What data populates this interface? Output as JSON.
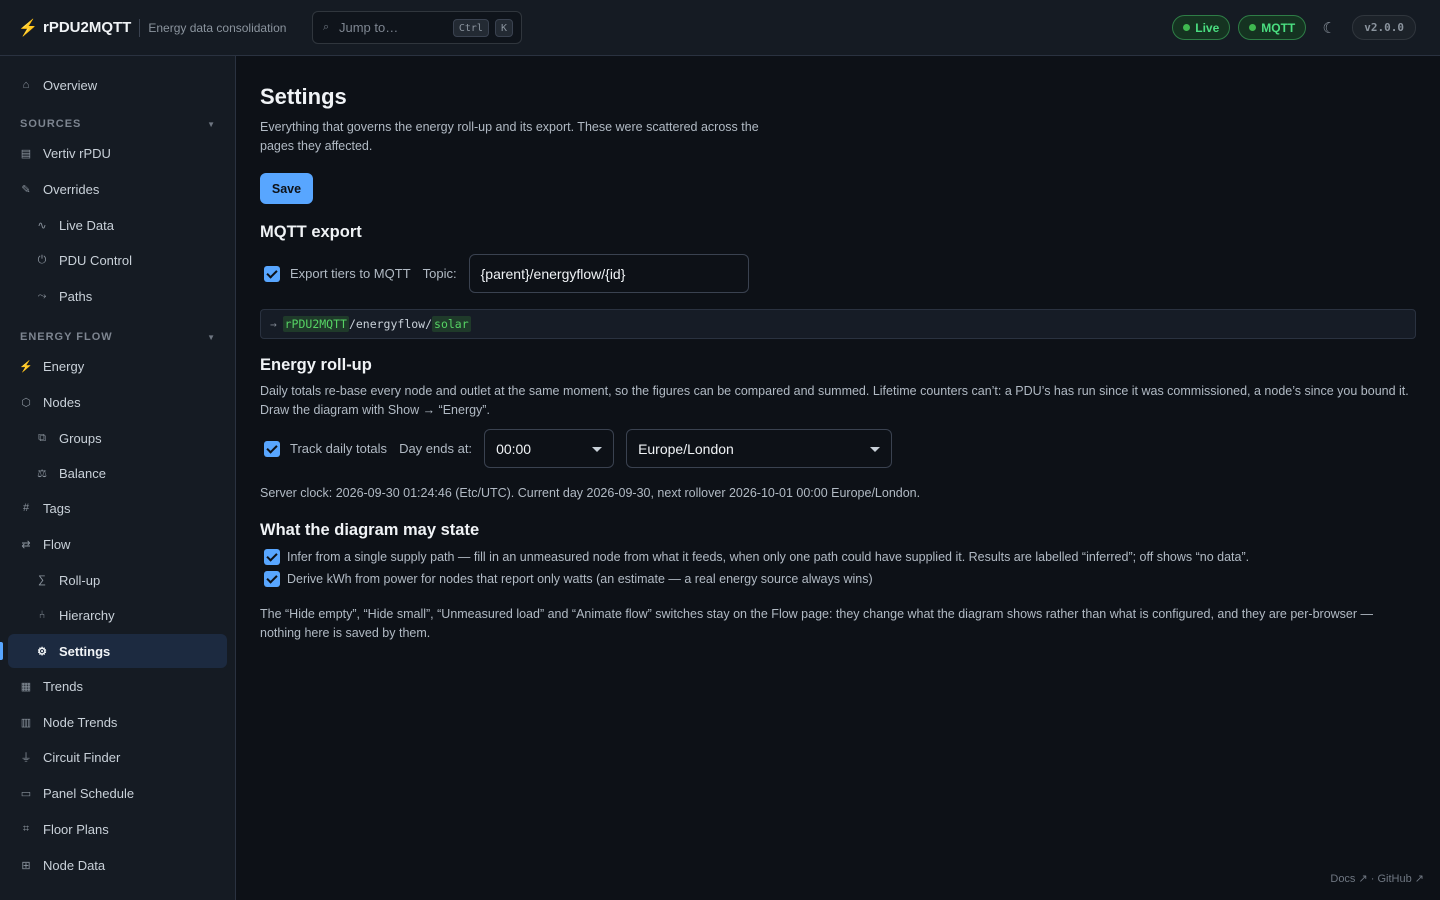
{
  "header": {
    "brand_icon": "bolt-icon",
    "brand_name": "rPDU2MQTT",
    "tagline": "Energy data consolidation",
    "search_placeholder": "Jump to…",
    "search_icon": "search-icon",
    "kbd_ctrl": "Ctrl",
    "kbd_k": "K",
    "status_live": "Live",
    "status_mqtt": "MQTT",
    "theme_icon": "moon-icon",
    "version": "v2.0.0",
    "status_color": "#3fb950"
  },
  "sidebar": {
    "overview": "Overview",
    "sources_label": "SOURCES",
    "sources": [
      {
        "label": "Vertiv rPDU",
        "icon": "server-icon"
      },
      {
        "label": "Overrides",
        "icon": "pencil-icon"
      },
      {
        "label": "Live Data",
        "icon": "wave-icon"
      },
      {
        "label": "PDU Control",
        "icon": "power-icon"
      },
      {
        "label": "Paths",
        "icon": "path-icon"
      }
    ],
    "energy_flow_label": "ENERGY FLOW",
    "energy_flow": [
      {
        "label": "Energy",
        "icon": "bolt-icon"
      },
      {
        "label": "Nodes",
        "icon": "hexagon-icon"
      },
      {
        "label": "Groups",
        "icon": "groups-icon"
      },
      {
        "label": "Balance",
        "icon": "scale-icon"
      },
      {
        "label": "Tags",
        "icon": "hash-icon"
      },
      {
        "label": "Flow",
        "icon": "flow-icon"
      },
      {
        "label": "Roll-up",
        "icon": "sigma-icon"
      },
      {
        "label": "Hierarchy",
        "icon": "tree-icon"
      },
      {
        "label": "Settings",
        "icon": "gear-icon"
      },
      {
        "label": "Trends",
        "icon": "chart-icon"
      },
      {
        "label": "Node Trends",
        "icon": "node-chart-icon"
      },
      {
        "label": "Circuit Finder",
        "icon": "plug-icon"
      },
      {
        "label": "Panel Schedule",
        "icon": "panel-icon"
      },
      {
        "label": "Floor Plans",
        "icon": "floorplan-icon"
      },
      {
        "label": "Node Data",
        "icon": "grid-icon"
      }
    ],
    "accent_color": "#58a6ff"
  },
  "main": {
    "title": "Settings",
    "description": "Everything that governs the energy roll-up and its export. These were scattered across the pages they affected.",
    "save_label": "Save",
    "mqtt": {
      "heading": "MQTT export",
      "export_label": "Export tiers to MQTT",
      "export_checked": true,
      "topic_label": "Topic:",
      "topic_value": "{parent}/energyflow/{id}",
      "preview_arrow": "→",
      "preview_prefix": "rPDU2MQTT",
      "preview_middle": "/energyflow/",
      "preview_suffix": "solar"
    },
    "rollup": {
      "heading": "Energy roll-up",
      "description": "Daily totals re-base every node and outlet at the same moment, so the figures can be compared and summed. Lifetime counters can’t: a PDU’s has run since it was commissioned, a node’s since you bound it. Draw the diagram with Show → “Energy”.",
      "track_label": "Track daily totals",
      "track_checked": true,
      "day_ends_label": "Day ends at:",
      "day_end_value": "00:00",
      "timezone_value": "Europe/London",
      "server_clock": "Server clock: 2026-09-30 01:24:46 (Etc/UTC). Current day 2026-09-30, next rollover 2026-10-01 00:00 Europe/London."
    },
    "diagram": {
      "heading": "What the diagram may state",
      "options": [
        {
          "label": "Infer from a single supply path — fill in an unmeasured node from what it feeds, when only one path could have supplied it. Results are labelled “inferred”; off shows “no data”.",
          "checked": true
        },
        {
          "label": "Derive kWh from power for nodes that report only watts (an estimate — a real energy source always wins)",
          "checked": true
        }
      ],
      "note": "The “Hide empty”, “Hide small”, “Unmeasured load” and “Animate flow” switches stay on the Flow page: they change what the diagram shows rather than what is configured, and they are per-browser — nothing here is saved by them."
    }
  },
  "footer": {
    "links": "Docs ↗ · GitHub ↗"
  }
}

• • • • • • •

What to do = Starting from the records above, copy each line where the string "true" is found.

Expected answer =
      "export_checked": true,
      "track_checked": true,
          "checked": true
          "checked": true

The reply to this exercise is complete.